--- Task brief ---
When a line of the entries contains the word "this", report that line.

***** Data to examine *****

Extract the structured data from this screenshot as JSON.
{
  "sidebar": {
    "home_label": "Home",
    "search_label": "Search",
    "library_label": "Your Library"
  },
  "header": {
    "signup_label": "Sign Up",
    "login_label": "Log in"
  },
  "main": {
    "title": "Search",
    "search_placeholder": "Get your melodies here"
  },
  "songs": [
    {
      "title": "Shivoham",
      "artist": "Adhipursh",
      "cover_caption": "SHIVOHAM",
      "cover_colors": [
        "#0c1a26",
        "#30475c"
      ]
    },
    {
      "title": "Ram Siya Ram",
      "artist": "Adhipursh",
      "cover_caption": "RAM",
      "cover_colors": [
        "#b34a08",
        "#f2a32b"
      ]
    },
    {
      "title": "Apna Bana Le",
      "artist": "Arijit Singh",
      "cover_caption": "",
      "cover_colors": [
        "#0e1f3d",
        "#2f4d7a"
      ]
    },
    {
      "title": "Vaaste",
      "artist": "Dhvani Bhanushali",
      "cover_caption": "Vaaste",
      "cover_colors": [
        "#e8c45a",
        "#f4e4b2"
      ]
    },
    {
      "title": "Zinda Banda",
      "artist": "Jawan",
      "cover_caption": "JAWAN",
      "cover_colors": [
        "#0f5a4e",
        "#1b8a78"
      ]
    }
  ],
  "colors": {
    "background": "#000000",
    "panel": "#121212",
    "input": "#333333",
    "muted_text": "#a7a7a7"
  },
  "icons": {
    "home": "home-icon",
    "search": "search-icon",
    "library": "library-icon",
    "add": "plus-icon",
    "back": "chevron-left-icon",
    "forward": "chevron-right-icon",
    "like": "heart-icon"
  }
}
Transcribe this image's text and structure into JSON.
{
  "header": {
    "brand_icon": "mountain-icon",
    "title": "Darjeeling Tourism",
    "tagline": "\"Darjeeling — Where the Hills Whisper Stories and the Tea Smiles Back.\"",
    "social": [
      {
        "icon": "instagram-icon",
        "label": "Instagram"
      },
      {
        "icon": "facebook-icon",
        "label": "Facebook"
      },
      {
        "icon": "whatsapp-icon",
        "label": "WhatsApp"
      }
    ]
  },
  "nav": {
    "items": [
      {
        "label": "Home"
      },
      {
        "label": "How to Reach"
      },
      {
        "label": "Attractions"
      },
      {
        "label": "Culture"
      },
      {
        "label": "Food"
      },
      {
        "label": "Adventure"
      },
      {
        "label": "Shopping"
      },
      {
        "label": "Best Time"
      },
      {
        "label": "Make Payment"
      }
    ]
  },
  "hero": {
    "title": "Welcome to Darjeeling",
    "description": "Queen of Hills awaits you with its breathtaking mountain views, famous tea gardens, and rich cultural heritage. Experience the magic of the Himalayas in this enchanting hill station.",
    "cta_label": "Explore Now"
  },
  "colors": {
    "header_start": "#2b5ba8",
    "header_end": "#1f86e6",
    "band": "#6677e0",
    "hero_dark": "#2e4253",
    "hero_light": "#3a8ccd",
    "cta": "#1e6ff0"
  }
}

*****

--- Worked solution ---
Extract the structured data from this screenshot as JSON.
Transcribe this image's text and structure into JSON.
    "description": "Queen of Hills awaits you with its breathtaking mountain views, famous tea gardens, and rich cultural heritage. Experience the magic of the Himalayas in this enchanting hill station.",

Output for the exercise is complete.